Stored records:
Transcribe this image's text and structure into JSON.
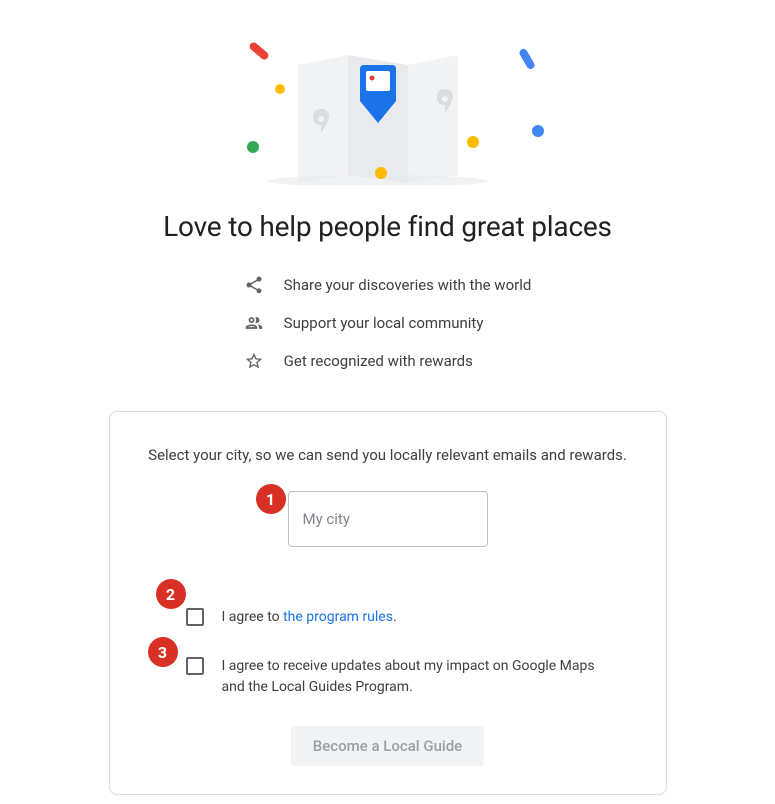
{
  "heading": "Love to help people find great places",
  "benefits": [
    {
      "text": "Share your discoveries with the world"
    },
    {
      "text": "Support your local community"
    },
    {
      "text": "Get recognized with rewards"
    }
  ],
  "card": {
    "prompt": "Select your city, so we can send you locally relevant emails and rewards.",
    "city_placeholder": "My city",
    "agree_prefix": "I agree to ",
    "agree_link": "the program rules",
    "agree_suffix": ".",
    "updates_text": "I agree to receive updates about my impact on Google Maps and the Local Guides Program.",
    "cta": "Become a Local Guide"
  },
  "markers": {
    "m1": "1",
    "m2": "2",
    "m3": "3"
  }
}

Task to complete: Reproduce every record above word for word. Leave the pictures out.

Written answer:
Transcribe this image's text and structure into JSON.
{
  "heading": "Love to help people find great places",
  "benefits": [
    {
      "text": "Share your discoveries with the world"
    },
    {
      "text": "Support your local community"
    },
    {
      "text": "Get recognized with rewards"
    }
  ],
  "card": {
    "prompt": "Select your city, so we can send you locally relevant emails and rewards.",
    "city_placeholder": "My city",
    "agree_prefix": "I agree to ",
    "agree_link": "the program rules",
    "agree_suffix": ".",
    "updates_text": "I agree to receive updates about my impact on Google Maps and the Local Guides Program.",
    "cta": "Become a Local Guide"
  },
  "markers": {
    "m1": "1",
    "m2": "2",
    "m3": "3"
  }
}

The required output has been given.